The German manufacturer last week announced a voluntary recall of 33,941 cars across its Volkswagen, Audi and Skoda brands to repair a defect with the vehicles’ seven-speed ‘DSG’ dual-clutch automatic transmissions that can lead to a loss of engine power.
The recall does not, however, address the issue that first sparked a raft of customer complaints – the inquest into the death of 32-year-old Melbourne woman Melissa Ryan, whose Volkswagen Golf GTI, equipped with a six-speed manual transmission, purportedly displayed a similar loss of engine power before being hit from behind by a truck.
But Volkswagen Australia public relations manager Kurt McGuiness said the manufacturer does not believe any problems exist beyond the vehicles equipped with its seven-speed DSG, and said it has no plans to investigate any other vehicles such as those fitted with manual or six-speed dual-clutch gearboxes.
“From the information we have, we have no plans [to investigate other drivetrains],” he confirmed.
“The correlation between diesels and DSGs with the car involved in the inquest, which was a Golf GTI manual… we refuted the correlations.
“That’s pretty much all that we can really say.
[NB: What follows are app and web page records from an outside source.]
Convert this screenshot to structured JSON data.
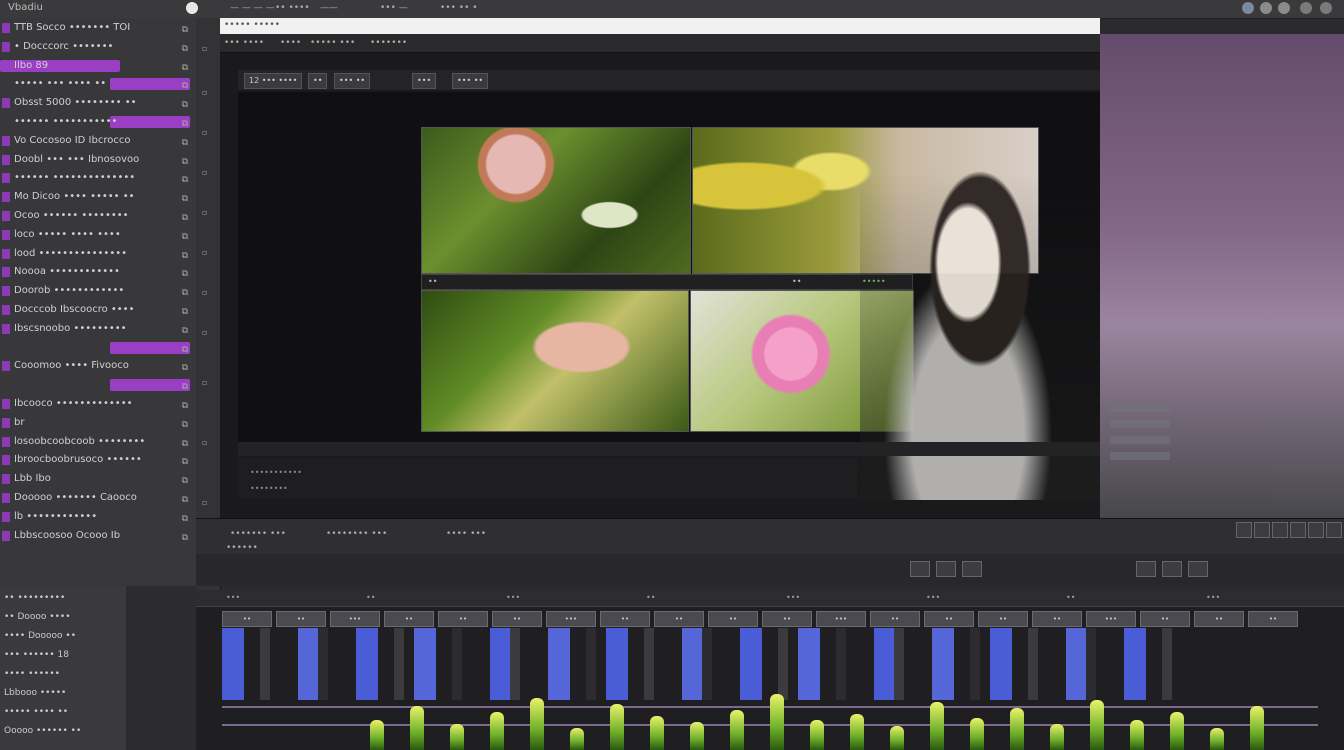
{
  "window": {
    "title": "Vbadiu",
    "menu": [
      "— — — —",
      "•• ••••",
      "——",
      "••• —",
      "••• •• •"
    ]
  },
  "left_panel": {
    "rows": [
      {
        "label": "TTB Socco ••••••• TOI",
        "bar": false
      },
      {
        "label": "• Docccorc •••••••",
        "bar": false
      },
      {
        "label": "Ilbo  89",
        "bar": true
      },
      {
        "label": "••••• ••• •••• ••",
        "bar": true
      },
      {
        "label": "Obsst   5000  •••••••• ••",
        "bar": false
      },
      {
        "label": "•••••• •••••••••••",
        "bar": true
      },
      {
        "label": "Vo Cocosoo  ID Ibcrocco",
        "bar": false
      },
      {
        "label": "Doobl ••• ••• Ibnosovoo",
        "bar": false
      },
      {
        "label": "••••••  ••••••••••••••",
        "bar": false
      },
      {
        "label": "Mo Dicoo •••• ••••• ••",
        "bar": false
      },
      {
        "label": "Ocoo •••••• ••••••••",
        "bar": false
      },
      {
        "label": "loco ••••• •••• ••••",
        "bar": false
      },
      {
        "label": "lood •••••••••••••••",
        "bar": false
      },
      {
        "label": "Noooa ••••••••••••",
        "bar": false
      },
      {
        "label": "Doorob ••••••••••••",
        "bar": false
      },
      {
        "label": "Docccob Ibscoocro ••••",
        "bar": false
      },
      {
        "label": "Ibscsnoobo •••••••••",
        "bar": false
      },
      {
        "label": "",
        "bar": true
      },
      {
        "label": "Cooomoo ••••  Fivooco",
        "bar": false
      },
      {
        "label": "",
        "bar": true
      },
      {
        "label": "Ibcooco •••••••••••••",
        "bar": false
      },
      {
        "label": "br",
        "bar": false
      },
      {
        "label": "losoobcoobcoob ••••••••",
        "bar": false
      },
      {
        "label": "Ibroocboobrusoco ••••••",
        "bar": false
      },
      {
        "label": "Lbb Ibo",
        "bar": false
      },
      {
        "label": "Dooooo ••••••• Caooco",
        "bar": false
      },
      {
        "label": "lb ••••••••••••",
        "bar": false
      },
      {
        "label": "Lbbscoosoo Ocooo  Ib",
        "bar": false
      }
    ]
  },
  "bottom_left": {
    "rows": [
      "•• •••••••••",
      "•• Doooo ••••",
      "•••• Dooooo ••",
      "••• •••••• 18",
      "•••• ••••••",
      "Lbbooo •••••",
      "••••• •••• ••",
      "Ooooo •••••• ••"
    ]
  },
  "viewer": {
    "url": "••••• •••••",
    "tabs": [
      "••• ••••",
      "••••",
      "••••• •••",
      "•••••••"
    ],
    "tools": [
      "12 ••• ••••",
      "••",
      "••• ••",
      "•••",
      "••• ••"
    ],
    "mid_marks": [
      "••",
      "••",
      "•••••"
    ],
    "bottom_labels": [
      "•••••••••••",
      "••••••••"
    ]
  },
  "transport": {
    "labels": [
      "••••••• •••",
      "•••••••• •••",
      "•••• •••",
      "••••••"
    ]
  },
  "timeline": {
    "ruler_ticks": [
      "•••",
      "••",
      "•••",
      "••",
      "•••",
      "•••",
      "••",
      "•••"
    ],
    "clips": [
      "••",
      "••",
      "•••",
      "••",
      "••",
      "••",
      "•••",
      "••",
      "••",
      "••",
      "••",
      "•••",
      "••",
      "••",
      "••",
      "••",
      "•••",
      "••",
      "••",
      "••"
    ]
  },
  "colors": {
    "accent": "#9a3fc4",
    "panel": "#38383b",
    "timeline_clip_blue": "#4a5cd6"
  }
}
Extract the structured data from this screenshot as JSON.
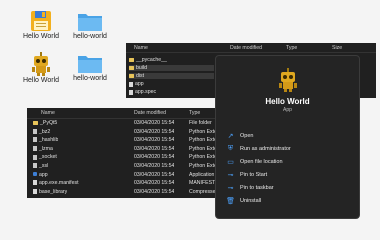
{
  "desktop": {
    "icons": [
      {
        "label": "Hello World",
        "icon": "floppy-disk-icon"
      },
      {
        "label": "hello-world",
        "icon": "folder-icon"
      },
      {
        "label": "Hello World",
        "icon": "robot-icon"
      },
      {
        "label": "hello-world",
        "icon": "folder-icon"
      }
    ]
  },
  "top_window": {
    "columns": [
      "Name",
      "Date modified",
      "Type",
      "Size"
    ],
    "rows": [
      {
        "name": "__pycache__",
        "icon": "folder"
      },
      {
        "name": "build",
        "icon": "folder"
      },
      {
        "name": "dist",
        "icon": "folder"
      },
      {
        "name": "app",
        "icon": "file"
      },
      {
        "name": "app.spec",
        "icon": "file"
      }
    ]
  },
  "bottom_window": {
    "columns": [
      "Name",
      "Date modified",
      "Type"
    ],
    "rows": [
      {
        "name": "_PyQt5",
        "date": "03/04/2020 15:54",
        "type": "File folder",
        "icon": "folder"
      },
      {
        "name": "_bz2",
        "date": "03/04/2020 15:54",
        "type": "Python Exten",
        "icon": "py"
      },
      {
        "name": "_hashlib",
        "date": "03/04/2020 15:54",
        "type": "Python Exten",
        "icon": "py"
      },
      {
        "name": "_lzma",
        "date": "03/04/2020 15:54",
        "type": "Python Exten",
        "icon": "py"
      },
      {
        "name": "_socket",
        "date": "03/04/2020 15:54",
        "type": "Python Exten",
        "icon": "py"
      },
      {
        "name": "_ssl",
        "date": "03/04/2020 15:54",
        "type": "Python Exten",
        "icon": "py"
      },
      {
        "name": "app",
        "date": "03/04/2020 15:54",
        "type": "Application",
        "icon": "app"
      },
      {
        "name": "app.exe.manifest",
        "date": "03/04/2020 15:54",
        "type": "MANIFEST F",
        "icon": "file"
      },
      {
        "name": "base_library",
        "date": "03/04/2020 15:54",
        "type": "Compressed",
        "icon": "file"
      }
    ]
  },
  "context_menu": {
    "title": "Hello World",
    "subtitle": "App",
    "app_icon": "robot-icon",
    "items": [
      {
        "label": "Open",
        "icon": "open-icon"
      },
      {
        "label": "Run as administrator",
        "icon": "shield-icon"
      },
      {
        "label": "Open file location",
        "icon": "folder-open-icon"
      },
      {
        "label": "Pin to Start",
        "icon": "pin-icon"
      },
      {
        "label": "Pin to taskbar",
        "icon": "pin-icon"
      },
      {
        "label": "Uninstall",
        "icon": "trash-icon"
      }
    ]
  }
}
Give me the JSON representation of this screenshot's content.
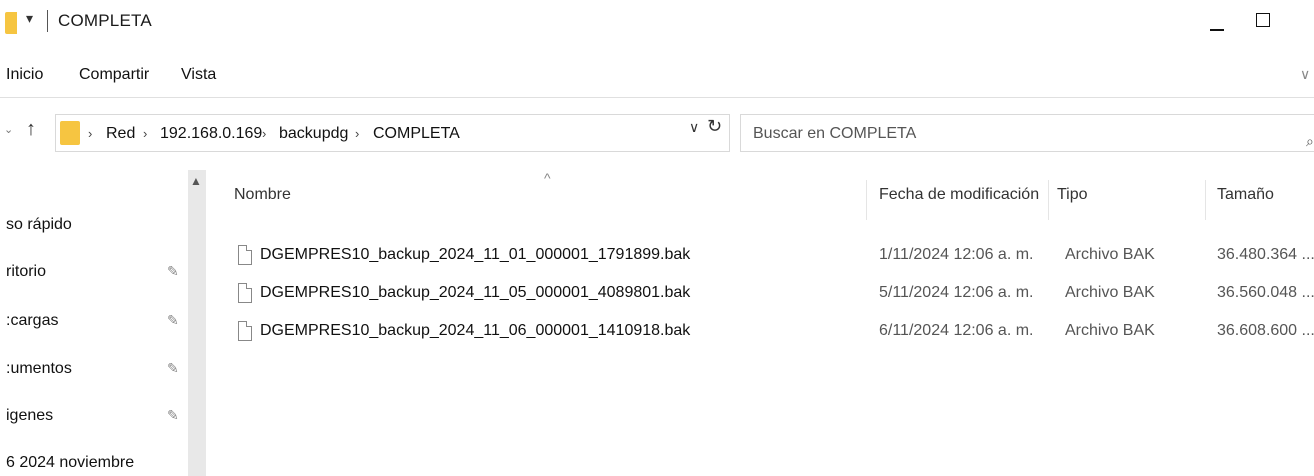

Obviously we will wait for the coroner’s findings at the end of next month.”
McGuiness did, however, insist that it was far from “job done” from Volkswagen’s point of view now that the DSG recall has been issued.
“To be perfectly honest, if there is even one customer concerned as a result of these reports then we have a duty to respond to that, and we will respond to each customer on a case-by-case basis,” he said.
McGuiness highlighted three services accessible by all Volkswagen owners intended to provide them with all the available information and additional peace of mind: a telephone hotline (1800 504 076), a recall FAQ page on its public website, and the offer of complimentary vehicle checks for all Volkswagen owners at all dealerships around the country.
“We want to be transparent, we want to be forthcoming and say, ‘These are the details, this is the information, we’re not hiding’,” he said.
“We have initiated this as a voluntary action, this is what we’re going to do, and we’re here to help.
“I’m beating the drum a fair bit about customer service, but for us that is the genuine concern in all of this, we want to deal with those customers.”
McGuiness said he was not in a position to say whether Volkswagen Australia had any plans to increase its new-vehicle warranty from three years to five to give new customers additional peace of mind, but insisted the company remained confident in its cars.
“We think that’s a really good thing for our customers to know, that we’re standing behind our products,” he said. “This recall does not affect any of the vehicles that we are selling right now.”